The Singer’s Gun by Hilary St. John Mandel
Unbridled Books, 2010
Borrowed from the library.
I looked forward to this one, both because I had heard great things about St. John Mandel and because it is from Unbridled Books, a small press I admire.
The writing is clean and crisp, the story timely, but somehow the book never really grabbed me. It was like looking at something beautiful and realizing that the beauty is fading away right before my eyes. I never felt much for the characters, even though they are well thought out.
Anton Waker grew up an a family of thieves and, encouraged by his cousin Aria he begins a life of crime at a young age. When he decides to get out, go straight, have what he considers a real life, he finds it much more difficult than he expected.

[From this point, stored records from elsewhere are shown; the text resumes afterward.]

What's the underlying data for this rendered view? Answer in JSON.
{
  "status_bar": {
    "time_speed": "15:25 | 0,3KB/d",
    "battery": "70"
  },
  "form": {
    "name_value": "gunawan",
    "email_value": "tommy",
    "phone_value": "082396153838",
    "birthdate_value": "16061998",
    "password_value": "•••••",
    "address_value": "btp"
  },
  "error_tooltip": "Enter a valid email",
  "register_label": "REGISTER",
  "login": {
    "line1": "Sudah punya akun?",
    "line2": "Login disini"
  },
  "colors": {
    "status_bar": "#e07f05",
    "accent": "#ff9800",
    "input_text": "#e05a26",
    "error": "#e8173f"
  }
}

The story is very well constructed, told from different points of view and I think St. John Mandel is a fine writer, but there is a chilliness, a edge to this book that just pushed me away, like the same poles of two magnets repelling each other. Maybe it’s the characters, they seem detached and hollow. Maybe it’s the times we live in. Maybe it’s just me, the book left me feeling sad. I will read The Last Night In Montreal because I want to see if it has a different feel, and I do like this author’s way with words.